By: Chandrashekar Bhat
Pakistan’s top court on Thursday (11) ruled that the arrest of former Prime Minister Imran Khan was illegal, his lawyer said, two days after his detention on graft allegations ignited deadly protests and a tussle with the powerful military.
“The Supreme Court reversed all legal proceedings against Imran Khan … he has been asked to present himself in the Islamabad High Court on Friday morning,” lawyer Babar Awan told reporters.
Awan added that the Supreme Court had ruled that Khan was now under its custody and not the anti-graft agency. Khan would spend the night in the same police guest house as before but allowed to meet a limited number of friends and family.

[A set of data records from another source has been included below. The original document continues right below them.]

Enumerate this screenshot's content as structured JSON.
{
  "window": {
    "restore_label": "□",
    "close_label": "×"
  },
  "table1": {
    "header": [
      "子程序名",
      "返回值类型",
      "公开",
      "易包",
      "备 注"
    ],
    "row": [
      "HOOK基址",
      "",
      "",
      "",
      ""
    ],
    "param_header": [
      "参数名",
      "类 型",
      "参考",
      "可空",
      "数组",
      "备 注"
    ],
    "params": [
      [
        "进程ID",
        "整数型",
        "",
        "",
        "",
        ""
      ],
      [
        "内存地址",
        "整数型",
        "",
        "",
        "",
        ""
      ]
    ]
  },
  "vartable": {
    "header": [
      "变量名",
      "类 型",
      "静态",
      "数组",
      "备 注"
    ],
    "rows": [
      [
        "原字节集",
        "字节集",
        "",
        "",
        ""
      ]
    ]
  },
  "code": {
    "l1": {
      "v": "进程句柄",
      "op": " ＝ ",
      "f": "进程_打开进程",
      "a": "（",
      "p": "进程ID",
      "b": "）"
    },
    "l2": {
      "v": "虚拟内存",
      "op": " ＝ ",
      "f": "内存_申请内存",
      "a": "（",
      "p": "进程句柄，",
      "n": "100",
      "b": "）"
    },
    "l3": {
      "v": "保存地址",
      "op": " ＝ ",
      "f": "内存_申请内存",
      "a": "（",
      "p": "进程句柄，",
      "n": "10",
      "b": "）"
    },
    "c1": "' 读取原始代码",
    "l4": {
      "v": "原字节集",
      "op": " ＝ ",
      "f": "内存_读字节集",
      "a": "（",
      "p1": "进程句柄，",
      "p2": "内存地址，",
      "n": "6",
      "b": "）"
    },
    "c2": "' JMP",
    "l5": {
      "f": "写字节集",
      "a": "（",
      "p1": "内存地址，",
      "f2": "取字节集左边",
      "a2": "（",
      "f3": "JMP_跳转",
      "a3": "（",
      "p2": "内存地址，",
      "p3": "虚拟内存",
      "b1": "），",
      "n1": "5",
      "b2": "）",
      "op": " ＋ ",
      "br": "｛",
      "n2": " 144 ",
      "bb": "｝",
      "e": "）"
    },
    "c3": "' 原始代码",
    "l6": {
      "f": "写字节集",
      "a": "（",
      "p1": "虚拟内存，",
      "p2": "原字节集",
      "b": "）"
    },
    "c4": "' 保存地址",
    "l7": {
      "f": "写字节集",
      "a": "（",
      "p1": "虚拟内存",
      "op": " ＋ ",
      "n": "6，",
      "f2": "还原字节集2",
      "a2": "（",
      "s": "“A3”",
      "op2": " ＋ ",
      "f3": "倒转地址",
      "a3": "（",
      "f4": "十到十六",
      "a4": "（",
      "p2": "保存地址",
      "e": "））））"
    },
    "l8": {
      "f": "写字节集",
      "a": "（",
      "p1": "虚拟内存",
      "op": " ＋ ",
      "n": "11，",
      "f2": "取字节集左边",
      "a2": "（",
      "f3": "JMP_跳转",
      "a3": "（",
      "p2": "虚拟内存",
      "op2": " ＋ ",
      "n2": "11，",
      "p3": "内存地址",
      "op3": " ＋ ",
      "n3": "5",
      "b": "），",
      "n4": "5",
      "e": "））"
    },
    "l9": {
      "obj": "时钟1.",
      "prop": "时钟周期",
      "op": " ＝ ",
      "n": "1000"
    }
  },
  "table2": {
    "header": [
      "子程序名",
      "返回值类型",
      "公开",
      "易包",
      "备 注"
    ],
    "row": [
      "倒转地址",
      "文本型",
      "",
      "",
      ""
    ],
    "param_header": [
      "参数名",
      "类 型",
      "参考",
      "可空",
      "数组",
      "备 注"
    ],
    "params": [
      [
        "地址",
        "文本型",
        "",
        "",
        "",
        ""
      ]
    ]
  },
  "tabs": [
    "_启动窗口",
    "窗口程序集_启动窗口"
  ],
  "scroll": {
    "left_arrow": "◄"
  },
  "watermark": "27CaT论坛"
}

It was not immediately clear when he would be allowed to go home.
Khan, 70, a cricket hero-turned-politician, has denied any wrongdoing.
Violence triggered by his arrest has aggravated instability in the country of 220 million people that is grappling with a severe economic crisis, eroding hopes of a quick resumption of an IMF bailout.
Nearly 2,000 people have been arrested and at least five killed after Khan’s supporters clashed with police, attacked military establishments and set other state buildings and assets ablaze, prompting the government to call out the army to help restore order.
Footage on Thursday showed Khan walking towards the Supreme Court dressed in a blue traditional shalwar kameez and wearing dark glasses. On Tuesday, he was picked up by heavily armed paramilitary police from Islamabad High Court premises, shoved into an armoured car and whisked away.
Broadcaster Geo TV reported that Khan was brought to the Supreme Court under heavy security in a motorcade of nearly a dozen vehicles led by a top police official.
Khan has showed no sign of slowing down since being ousted in April 2022 as prime minister in a parliamentary no-confidence vote – even after being wounded in a November attack on his convoy as he led a protest march to Islamabad calling for snap general elections.
His arrest came at a time when Pakistanis are reeling from the worst economic crisis in decades, with record high inflation and anaemic growth. The IMF bailout package has been delayed for months even though foreign exchange reserves are barely enough to cover a month’s imports.
The graft case is one of more than 100 registered against Khan since his ouster after four years in power. In most of the cases, Khan faces being barred from holding public office if convicted, with a national election scheduled for November.